In Italy’s IP courts, an alleged infringer can seek an interim declaratory judgment within the framework of summary, fast-track proceedings, in order to swiftly prevent or stop the hostile use of a patent by a competitor.

It’s a remedy granted by Article 120, paragraph 6 of the Italian IP Code, following a 2010 amendment. Among Italian specialists, this type of lawsuit is often qualified as “pre-emptive” action.

The case documented here is a perfect example of the (quite effective) use of this remedy.

An Italian company operating in the field of polymers had seen some of their products being subjected to custom seizure applications based on a competitor’s European patent. The company reacted by filing a motion for urgent relief before the IP Court of Milan, seeking an interim declaration that the (Italian fraction of the) patent in suit was invalid and, in any event, not infringed by its products, as well as an interim injunction against the defendant forbidding any further such actions.

Following the submission of a court-appointed expert witness’ sworn report supporting the applicant’s claims of invalidity and non-infringement, the judge granted the motion. The respondent immediately appealed the decision.

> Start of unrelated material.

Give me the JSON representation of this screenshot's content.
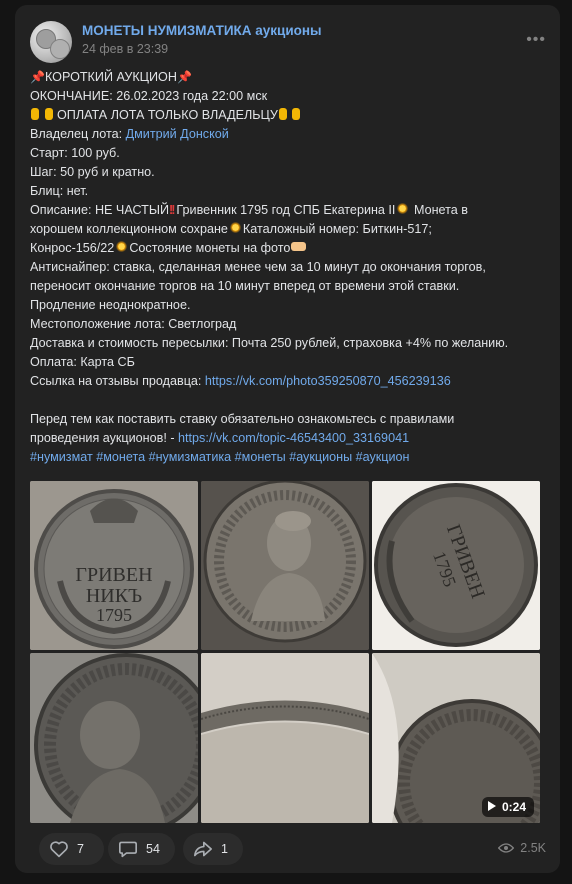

The appeal judges, however, upheld the first-instance ruling. They made express reference to the amended Article 120 of the IP Code, stating that a summary finding of the invalidity of the patent in suit justified an interim declaration of non-infringement. Having then found that there existed the risk of repetition by the respondent of a conduct “which may result in irreparable, and difficult to quantify, harm,” they confirmed the order against the latter to refrain “from undertaking any actions aimed to cause custom seizures of the applicant’s products, which would constitute abuse of right”.

Ordinary proceedings on the merits of the case, which appear to be already underway, might end up the opposite way and thus overturn this summary ruling. Until then, however, the alleged infringer has secured itself against market disruptions by the patent owner.